While Xamarin works to provide high quality and well tested bindings for the Apple APIs, sometimes mistakes and bugs slip in. By far the most common issue that you might run into is an API throwing
ArgumentNullException when you pass in null when the underlying API accepts
nil. The native header files defining the API often do not provide enough information on which APIs accept nil and which will crash if you pass it in.
If you run into a case where passing in
null throws an
ArgumentNullException but you think it should work, follow these steps:
Check the Apple documentation and/or examples to see if you can find proof that it accepts
nil. If you are comfortable with Objective-C, you can write a small test program to verify it.
File a bug at bugzilla.xamarin.com.
Can you work around the bug? If you can avoid calling the API with
null, a simple null check around the calls can be a easy work around.
However, some APIs require passing in null to turn off or disable some features. In these cases, you can work around the issue by bringing up the assembly browser (see Finding the C# member for a given selector), copying the binding, and removing the null check. Please make sure to file a bug (step 2) if you do this, as your copied binding won't receive updates and fixes that we make in Xamarin.Mac, and this should be considered a short term work around.
Occasionally you might run into a unreported bug when working with Xamarin.Mac. To help improve our product and get your issue taking care of as soon as possible, we suggest that you use one of the following methods to report bugs to Xamarin. If you are a business or enterprise license holder, open a ticket at
otherwise file a bug against Xamarin.Mac at
Please include as much of the following as possible:
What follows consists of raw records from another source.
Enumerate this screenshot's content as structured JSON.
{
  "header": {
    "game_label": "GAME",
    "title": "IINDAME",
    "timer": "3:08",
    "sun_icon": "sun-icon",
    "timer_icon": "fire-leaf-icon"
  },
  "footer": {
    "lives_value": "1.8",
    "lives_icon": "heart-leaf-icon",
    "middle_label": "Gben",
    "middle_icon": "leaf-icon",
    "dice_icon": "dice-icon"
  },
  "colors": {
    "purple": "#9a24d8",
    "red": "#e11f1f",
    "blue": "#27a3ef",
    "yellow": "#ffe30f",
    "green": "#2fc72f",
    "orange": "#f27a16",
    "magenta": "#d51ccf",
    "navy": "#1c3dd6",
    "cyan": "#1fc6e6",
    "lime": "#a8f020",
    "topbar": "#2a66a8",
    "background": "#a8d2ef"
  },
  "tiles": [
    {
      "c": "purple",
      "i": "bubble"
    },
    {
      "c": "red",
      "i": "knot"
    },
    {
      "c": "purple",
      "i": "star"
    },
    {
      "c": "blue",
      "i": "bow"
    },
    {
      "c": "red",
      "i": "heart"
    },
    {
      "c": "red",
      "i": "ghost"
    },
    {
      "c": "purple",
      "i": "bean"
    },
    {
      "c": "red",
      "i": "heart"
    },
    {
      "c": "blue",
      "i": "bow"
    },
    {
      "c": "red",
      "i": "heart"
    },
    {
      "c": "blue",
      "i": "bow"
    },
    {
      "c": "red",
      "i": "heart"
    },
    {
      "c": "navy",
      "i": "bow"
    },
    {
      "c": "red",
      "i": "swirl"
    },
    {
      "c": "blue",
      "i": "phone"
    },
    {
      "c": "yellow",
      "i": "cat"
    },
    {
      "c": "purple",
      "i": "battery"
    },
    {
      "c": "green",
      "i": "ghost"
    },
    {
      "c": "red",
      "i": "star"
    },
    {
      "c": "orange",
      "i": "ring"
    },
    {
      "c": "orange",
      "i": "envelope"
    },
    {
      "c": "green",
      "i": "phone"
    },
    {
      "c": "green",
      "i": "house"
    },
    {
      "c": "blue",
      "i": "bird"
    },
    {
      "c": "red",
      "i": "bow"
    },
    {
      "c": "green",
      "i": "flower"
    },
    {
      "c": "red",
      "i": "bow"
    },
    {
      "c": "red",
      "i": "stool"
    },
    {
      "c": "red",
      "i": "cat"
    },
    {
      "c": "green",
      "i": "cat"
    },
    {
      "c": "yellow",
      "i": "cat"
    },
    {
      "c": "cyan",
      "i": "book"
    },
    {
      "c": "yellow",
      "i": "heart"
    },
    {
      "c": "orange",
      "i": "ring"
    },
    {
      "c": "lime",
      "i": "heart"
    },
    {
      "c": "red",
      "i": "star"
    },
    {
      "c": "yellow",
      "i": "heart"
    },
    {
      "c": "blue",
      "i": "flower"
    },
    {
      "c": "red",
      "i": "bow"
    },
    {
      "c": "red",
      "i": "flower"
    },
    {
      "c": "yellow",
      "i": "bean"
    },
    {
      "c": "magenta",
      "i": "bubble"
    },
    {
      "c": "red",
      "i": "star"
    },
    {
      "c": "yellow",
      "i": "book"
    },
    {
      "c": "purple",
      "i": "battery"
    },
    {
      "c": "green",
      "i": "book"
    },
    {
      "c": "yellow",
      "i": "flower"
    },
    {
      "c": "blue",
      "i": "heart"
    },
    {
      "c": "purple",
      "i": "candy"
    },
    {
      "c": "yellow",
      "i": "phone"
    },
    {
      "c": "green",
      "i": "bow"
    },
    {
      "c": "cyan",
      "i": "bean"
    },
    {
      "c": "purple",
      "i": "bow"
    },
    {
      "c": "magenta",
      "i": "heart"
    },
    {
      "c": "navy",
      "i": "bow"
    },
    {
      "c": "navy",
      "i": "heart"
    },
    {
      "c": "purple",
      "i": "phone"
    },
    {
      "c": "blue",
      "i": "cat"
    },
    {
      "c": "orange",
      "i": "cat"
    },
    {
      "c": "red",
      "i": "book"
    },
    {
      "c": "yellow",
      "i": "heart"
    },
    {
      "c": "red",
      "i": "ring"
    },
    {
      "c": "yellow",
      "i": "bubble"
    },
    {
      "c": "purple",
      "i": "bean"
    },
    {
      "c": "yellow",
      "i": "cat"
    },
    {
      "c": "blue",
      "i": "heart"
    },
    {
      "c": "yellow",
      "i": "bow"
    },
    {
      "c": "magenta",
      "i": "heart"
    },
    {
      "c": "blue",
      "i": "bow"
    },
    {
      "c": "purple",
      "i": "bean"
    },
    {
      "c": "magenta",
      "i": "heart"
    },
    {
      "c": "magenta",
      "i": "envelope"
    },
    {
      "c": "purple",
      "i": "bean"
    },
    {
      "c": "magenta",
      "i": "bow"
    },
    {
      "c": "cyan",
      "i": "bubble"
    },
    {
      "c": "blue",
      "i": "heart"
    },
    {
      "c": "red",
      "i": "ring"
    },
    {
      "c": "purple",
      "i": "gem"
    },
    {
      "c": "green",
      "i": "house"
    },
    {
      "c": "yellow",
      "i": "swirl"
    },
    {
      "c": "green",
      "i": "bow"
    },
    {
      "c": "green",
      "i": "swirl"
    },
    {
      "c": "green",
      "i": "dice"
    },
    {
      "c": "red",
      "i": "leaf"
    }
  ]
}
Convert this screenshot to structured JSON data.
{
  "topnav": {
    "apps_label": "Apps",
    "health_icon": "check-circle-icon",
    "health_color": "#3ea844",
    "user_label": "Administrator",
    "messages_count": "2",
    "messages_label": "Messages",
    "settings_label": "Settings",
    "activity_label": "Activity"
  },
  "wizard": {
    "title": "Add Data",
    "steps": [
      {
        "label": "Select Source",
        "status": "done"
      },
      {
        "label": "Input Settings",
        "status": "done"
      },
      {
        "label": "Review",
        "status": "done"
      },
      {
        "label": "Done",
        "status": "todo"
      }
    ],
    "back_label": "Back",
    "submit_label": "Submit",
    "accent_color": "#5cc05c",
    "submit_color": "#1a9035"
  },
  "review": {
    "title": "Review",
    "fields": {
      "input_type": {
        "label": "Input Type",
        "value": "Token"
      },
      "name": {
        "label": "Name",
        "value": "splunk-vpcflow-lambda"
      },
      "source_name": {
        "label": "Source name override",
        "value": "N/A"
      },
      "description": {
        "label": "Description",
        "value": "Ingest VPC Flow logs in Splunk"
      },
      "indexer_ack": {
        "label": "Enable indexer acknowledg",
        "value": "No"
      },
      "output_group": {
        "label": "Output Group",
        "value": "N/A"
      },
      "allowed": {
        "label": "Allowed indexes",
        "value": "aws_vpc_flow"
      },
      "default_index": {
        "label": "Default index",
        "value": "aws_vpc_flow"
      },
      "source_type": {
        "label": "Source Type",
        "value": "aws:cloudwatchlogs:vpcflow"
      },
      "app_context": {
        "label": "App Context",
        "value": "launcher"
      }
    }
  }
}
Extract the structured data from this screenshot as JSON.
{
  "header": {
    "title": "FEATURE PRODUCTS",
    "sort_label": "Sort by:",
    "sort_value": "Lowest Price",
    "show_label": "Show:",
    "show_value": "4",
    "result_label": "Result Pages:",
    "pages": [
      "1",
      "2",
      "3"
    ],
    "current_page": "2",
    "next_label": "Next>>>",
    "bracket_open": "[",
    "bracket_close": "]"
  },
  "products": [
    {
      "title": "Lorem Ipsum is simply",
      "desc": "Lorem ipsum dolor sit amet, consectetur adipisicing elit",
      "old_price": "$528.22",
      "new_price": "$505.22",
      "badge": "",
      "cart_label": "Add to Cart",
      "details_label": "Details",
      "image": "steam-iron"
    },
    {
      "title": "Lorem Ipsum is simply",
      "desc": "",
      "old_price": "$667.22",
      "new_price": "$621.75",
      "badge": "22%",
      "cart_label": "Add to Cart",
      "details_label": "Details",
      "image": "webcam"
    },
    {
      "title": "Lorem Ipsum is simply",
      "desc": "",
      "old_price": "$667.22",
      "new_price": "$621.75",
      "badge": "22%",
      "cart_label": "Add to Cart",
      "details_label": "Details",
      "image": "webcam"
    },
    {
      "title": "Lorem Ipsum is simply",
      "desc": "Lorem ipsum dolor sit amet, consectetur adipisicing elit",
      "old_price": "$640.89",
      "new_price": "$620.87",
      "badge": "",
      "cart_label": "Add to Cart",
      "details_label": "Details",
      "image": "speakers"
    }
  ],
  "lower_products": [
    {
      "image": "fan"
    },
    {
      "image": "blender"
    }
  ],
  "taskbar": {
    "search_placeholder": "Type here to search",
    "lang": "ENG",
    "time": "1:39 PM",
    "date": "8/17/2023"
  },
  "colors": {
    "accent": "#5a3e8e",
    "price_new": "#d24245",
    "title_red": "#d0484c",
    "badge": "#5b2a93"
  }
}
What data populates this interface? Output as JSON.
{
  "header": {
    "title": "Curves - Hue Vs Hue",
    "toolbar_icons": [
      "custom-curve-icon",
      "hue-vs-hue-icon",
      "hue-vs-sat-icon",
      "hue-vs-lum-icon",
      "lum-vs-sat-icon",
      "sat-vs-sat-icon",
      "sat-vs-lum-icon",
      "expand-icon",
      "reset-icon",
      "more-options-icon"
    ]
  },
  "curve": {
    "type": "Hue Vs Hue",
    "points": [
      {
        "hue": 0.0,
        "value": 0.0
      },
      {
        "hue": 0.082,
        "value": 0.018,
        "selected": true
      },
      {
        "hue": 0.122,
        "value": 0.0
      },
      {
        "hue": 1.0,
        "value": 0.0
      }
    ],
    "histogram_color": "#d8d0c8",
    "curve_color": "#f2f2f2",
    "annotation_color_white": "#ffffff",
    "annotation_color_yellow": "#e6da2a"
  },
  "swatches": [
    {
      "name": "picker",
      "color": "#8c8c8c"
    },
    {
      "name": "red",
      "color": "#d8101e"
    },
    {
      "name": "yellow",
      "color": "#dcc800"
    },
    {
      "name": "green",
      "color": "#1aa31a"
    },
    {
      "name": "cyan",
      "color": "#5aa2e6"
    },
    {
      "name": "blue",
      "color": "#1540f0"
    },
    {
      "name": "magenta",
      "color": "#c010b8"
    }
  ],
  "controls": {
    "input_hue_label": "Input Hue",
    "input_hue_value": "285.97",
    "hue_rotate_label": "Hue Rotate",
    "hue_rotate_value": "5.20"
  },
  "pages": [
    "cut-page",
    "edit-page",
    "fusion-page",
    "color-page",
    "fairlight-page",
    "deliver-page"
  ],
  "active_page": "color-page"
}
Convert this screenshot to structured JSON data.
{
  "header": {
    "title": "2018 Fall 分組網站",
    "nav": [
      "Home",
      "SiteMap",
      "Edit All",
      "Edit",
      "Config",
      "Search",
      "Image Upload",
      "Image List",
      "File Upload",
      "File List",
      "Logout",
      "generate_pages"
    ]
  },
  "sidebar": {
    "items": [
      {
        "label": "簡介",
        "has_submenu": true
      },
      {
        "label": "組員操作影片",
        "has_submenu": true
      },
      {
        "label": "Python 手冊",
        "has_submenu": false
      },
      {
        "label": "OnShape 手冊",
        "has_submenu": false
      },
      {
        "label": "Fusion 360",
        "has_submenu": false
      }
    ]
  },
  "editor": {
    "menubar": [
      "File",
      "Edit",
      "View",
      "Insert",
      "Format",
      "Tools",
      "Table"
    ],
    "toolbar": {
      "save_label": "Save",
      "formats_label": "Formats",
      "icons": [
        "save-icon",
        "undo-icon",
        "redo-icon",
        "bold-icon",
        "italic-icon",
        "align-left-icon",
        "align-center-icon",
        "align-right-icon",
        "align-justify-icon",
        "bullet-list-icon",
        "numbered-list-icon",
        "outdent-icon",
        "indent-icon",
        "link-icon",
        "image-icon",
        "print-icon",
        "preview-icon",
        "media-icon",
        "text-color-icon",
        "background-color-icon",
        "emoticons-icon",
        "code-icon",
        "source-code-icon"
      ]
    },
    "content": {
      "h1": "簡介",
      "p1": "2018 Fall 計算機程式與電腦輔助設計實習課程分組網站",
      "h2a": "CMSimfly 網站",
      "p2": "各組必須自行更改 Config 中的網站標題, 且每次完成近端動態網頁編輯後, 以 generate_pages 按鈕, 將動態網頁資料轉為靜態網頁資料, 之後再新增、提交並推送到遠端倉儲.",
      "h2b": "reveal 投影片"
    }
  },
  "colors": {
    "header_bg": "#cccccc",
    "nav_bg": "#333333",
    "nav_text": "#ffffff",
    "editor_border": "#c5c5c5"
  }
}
- A simple example reproducing the issue. This is invaluable where possible.
- The full stack trace of the crash.
- The C# code surrounding the crash.